It depends on what funding stage you are trying to raise and the risk profile the VC is willing to fund, but no one can ignore solid metrics.
Whether that is solid user growth, revenue, customers, or something that shows intrinsic value in a real market for what you’ve built.
How do venture funds typically evaluate a startup’s team, and how does this evaluation help to determine whether the startup is worthy of an investment?
This varies wildly by the firm; some firms only invest in founders from specific schools, some in female founders, and some in people that were introduced from their network.
What we look for is balance.
The startup has to fit the metrics the venture capital firm has outlined for its fund, usually defined by economic vertical, region, or stage.
Have the founders surround themselves with what they need to grow, whether or not it is similar to themselves.
We look for diversity because experience has shown us that if founders can inspire people radically different from themselves to their cause, it sets them up for success.
It’s easy for a startup needing funds to seek an investment from any and every fund possible, but that’s not always best. What should startup founders look for in a venture fund when seeking funding, and why?
Look at who they have funded.
No one wants to tell a startup no, and VCs will almost always take the meeting, but who they have funded is where they put their money.

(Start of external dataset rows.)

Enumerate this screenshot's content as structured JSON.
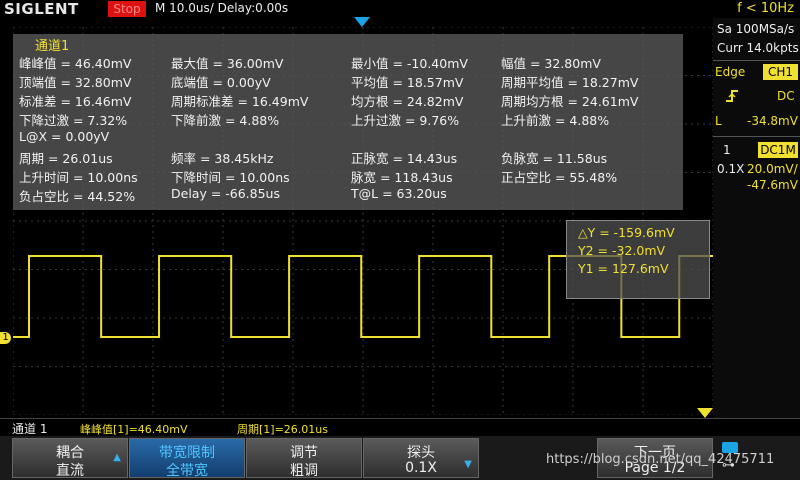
{
  "top": {
    "logo": "SIGLENT",
    "status": "Stop",
    "timebase": "M 10.0us/  Delay:0.00s",
    "trigger_freq": "f < 10Hz"
  },
  "measure": {
    "title": "通道1",
    "rows": [
      [
        "峰峰值 = 46.40mV",
        "最大值 = 36.00mV",
        "最小值 = -10.40mV",
        "幅值 = 32.80mV"
      ],
      [
        "顶端值 = 32.80mV",
        "底端值 = 0.00yV",
        "平均值 = 18.57mV",
        "周期平均值 = 18.27mV"
      ],
      [
        "标准差 = 16.46mV",
        "周期标准差 = 16.49mV",
        "均方根 = 24.82mV",
        "周期均方根 = 24.61mV"
      ],
      [
        "下降过激 = 7.32%",
        "下降前激 = 4.88%",
        "上升过激 = 9.76%",
        "上升前激 = 4.88%"
      ],
      [
        "L@X = 0.00yV",
        "",
        "",
        ""
      ],
      [
        "周期 = 26.01us",
        "频率 = 38.45kHz",
        "正脉宽 = 14.43us",
        "负脉宽 = 11.58us"
      ],
      [
        "上升时间 = 10.00ns",
        "下降时间 = 10.00ns",
        "脉宽 = 118.43us",
        "正占空比 = 55.48%"
      ],
      [
        "负占空比 = 44.52%",
        "Delay = -66.85us",
        "T@L = 63.20us",
        ""
      ]
    ]
  },
  "cursor": {
    "dy": "△Y = -159.6mV",
    "y2": "Y2 = -32.0mV",
    "y1": "Y1 = 127.6mV"
  },
  "right_panel": {
    "sa": "Sa 100MSa/s",
    "curr": "Curr 14.0kpts",
    "edge_label": "Edge",
    "edge_source": "CH1",
    "slope_icon": "rising-edge-icon",
    "coupling": "DC",
    "level_label": "L",
    "level_value": "-34.8mV",
    "ch_num": "1",
    "ch_coupling": "DC1M",
    "probe": "0.1X",
    "volts_div": "20.0mV/",
    "offset": "-47.6mV"
  },
  "statusbar": {
    "channel": "通道 1",
    "m1": "峰峰值[1]=46.40mV",
    "m2": "周期[1]=26.01us"
  },
  "menu": [
    {
      "l1": "耦合",
      "l2": "直流",
      "arrow": "▲",
      "active": false
    },
    {
      "l1": "带宽限制",
      "l2": "全带宽",
      "arrow": "",
      "active": true
    },
    {
      "l1": "调节",
      "l2": "粗调",
      "arrow": "",
      "active": false
    },
    {
      "l1": "探头",
      "l2": "0.1X",
      "arrow": "▼",
      "active": false
    },
    {
      "l1": "下一页",
      "l2": "Page 1/2",
      "arrow": "",
      "active": false
    }
  ],
  "watermark": "https://blog.csdn.net/qq_42475711",
  "colors": {
    "ch1": "#f0e030",
    "accent": "#1aa4e6",
    "stop": "#dd1111"
  },
  "channel_marker": "1"
}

Especially if you are an under-represented founder, if the VC has no track record of funding people like you, spare your time.
How do venture funds weigh a startup team’s passion for what it does compared to its ability to execute, and why?
The ability to execute is a learned skill, and usually, passion is the thing that makes you willing to get radically uncomfortable enough to learn it.
You need both.
Scaling a company is an endurance run, not a sprint.
How do venture funds weigh a startup's short-term profitability, and why?
We are not typical in that we value short-term profitability more than most firms.
Having options makes you more fundable, and the world of VC is notoriously biased and fickle.
We encourage our founders to have as many options as possible to grow the company
Positive traction doesn't always mean making tons of money. What types of positive traction do venture funds look for when considering investing in a startup and why?
Any proof of an idea thriving in the real world is positive traction.
This can be many people sharing your product, completing a tough regulatory hurdle, adoption by a name brand, or recruiting a knowledgeable hire; every step in the right direction starts to prove your idea can grow.
Some funds need specific traction to invest at a particular stage, it could be several customers or revenue, but as soon as you can iterate with customers, you’re generally better off to show multiple types of traction faster.
Is there anything else you would like to share?
Mendoza Ventures was started with the idea that a woman and a Latino could change the face of venture capital and make a difference. We believe that VC has the potential, when invested responsibly, to create a wealth class in our country that looks like the population of our country. Roughly 80% of our portfolio is invested in the minority, female and immigrant founders. It’s important to note that diversity also makes money! According to a landmark McKinsey study in May of 2020, diverse teams outperform.